### RECORDS FOR THIS TASK
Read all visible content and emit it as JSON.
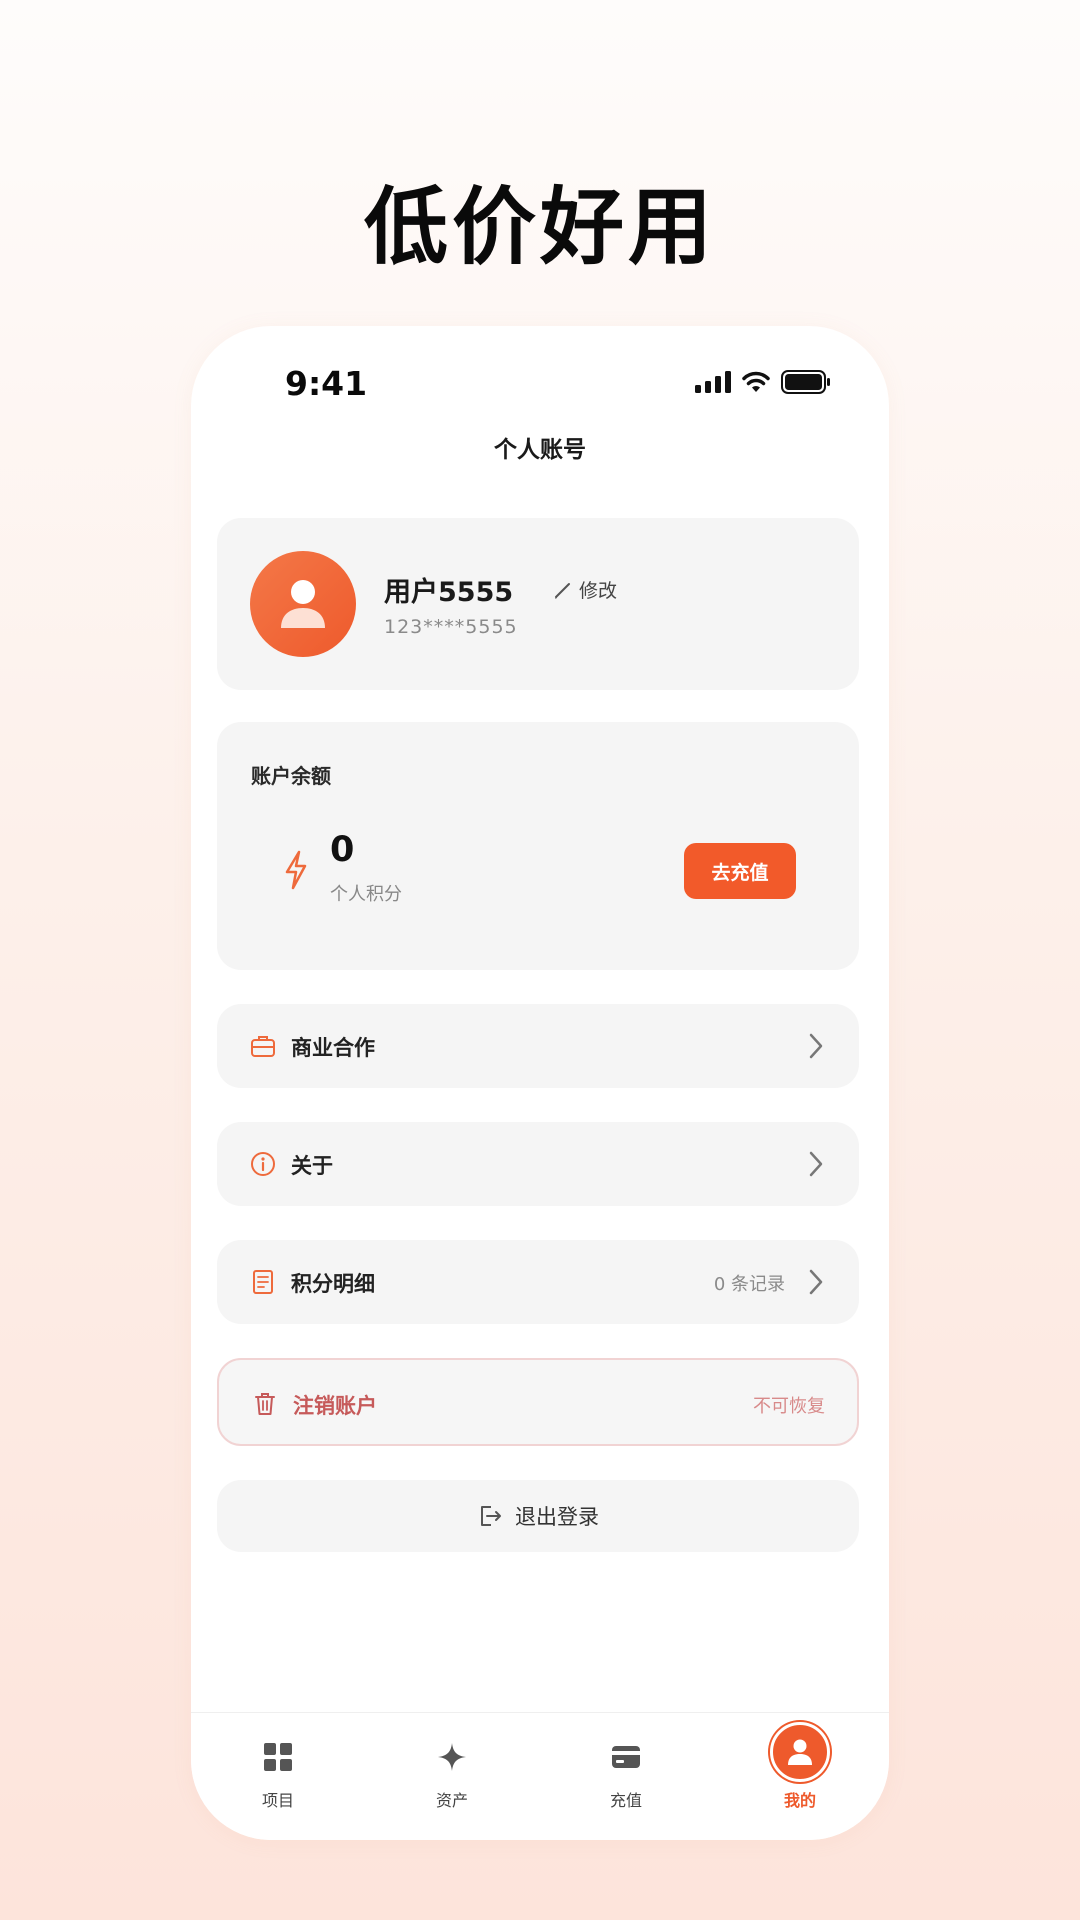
{
  "headline": "低价好用",
  "status_bar": {
    "time": "9:41"
  },
  "nav": {
    "title": "个人账号"
  },
  "profile": {
    "username": "用户5555",
    "edit_label": "修改",
    "phone": "123****5555"
  },
  "balance": {
    "label": "账户余额",
    "points_value": "0",
    "points_label": "个人积分",
    "recharge_label": "去充值"
  },
  "menu": {
    "business": {
      "label": "商业合作"
    },
    "about": {
      "label": "关于"
    },
    "points_detail": {
      "label": "积分明细",
      "extra": "0 条记录"
    },
    "delete_account": {
      "label": "注销账户",
      "extra": "不可恢复"
    },
    "logout": {
      "label": "退出登录"
    }
  },
  "tabs": [
    {
      "label": "项目",
      "icon": "grid-icon"
    },
    {
      "label": "资产",
      "icon": "sparkle-icon"
    },
    {
      "label": "充值",
      "icon": "card-icon"
    },
    {
      "label": "我的",
      "icon": "user-icon",
      "active": true
    }
  ],
  "colors": {
    "accent": "#EE5A2C",
    "danger": "#C65A5A",
    "card": "#F5F5F5"
  }
}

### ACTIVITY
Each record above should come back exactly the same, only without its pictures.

### REPLY
Read all visible content and emit it as JSON.
{
  "headline": "低价好用",
  "status_bar": {
    "time": "9:41"
  },
  "nav": {
    "title": "个人账号"
  },
  "profile": {
    "username": "用户5555",
    "edit_label": "修改",
    "phone": "123****5555"
  },
  "balance": {
    "label": "账户余额",
    "points_value": "0",
    "points_label": "个人积分",
    "recharge_label": "去充值"
  },
  "menu": {
    "business": {
      "label": "商业合作"
    },
    "about": {
      "label": "关于"
    },
    "points_detail": {
      "label": "积分明细",
      "extra": "0 条记录"
    },
    "delete_account": {
      "label": "注销账户",
      "extra": "不可恢复"
    },
    "logout": {
      "label": "退出登录"
    }
  },
  "tabs": [
    {
      "label": "项目",
      "icon": "grid-icon"
    },
    {
      "label": "资产",
      "icon": "sparkle-icon"
    },
    {
      "label": "充值",
      "icon": "card-icon"
    },
    {
      "label": "我的",
      "icon": "user-icon",
      "active": true
    }
  ],
  "colors": {
    "accent": "#EE5A2C",
    "danger": "#C65A5A",
    "card": "#F5F5F5"
  }
}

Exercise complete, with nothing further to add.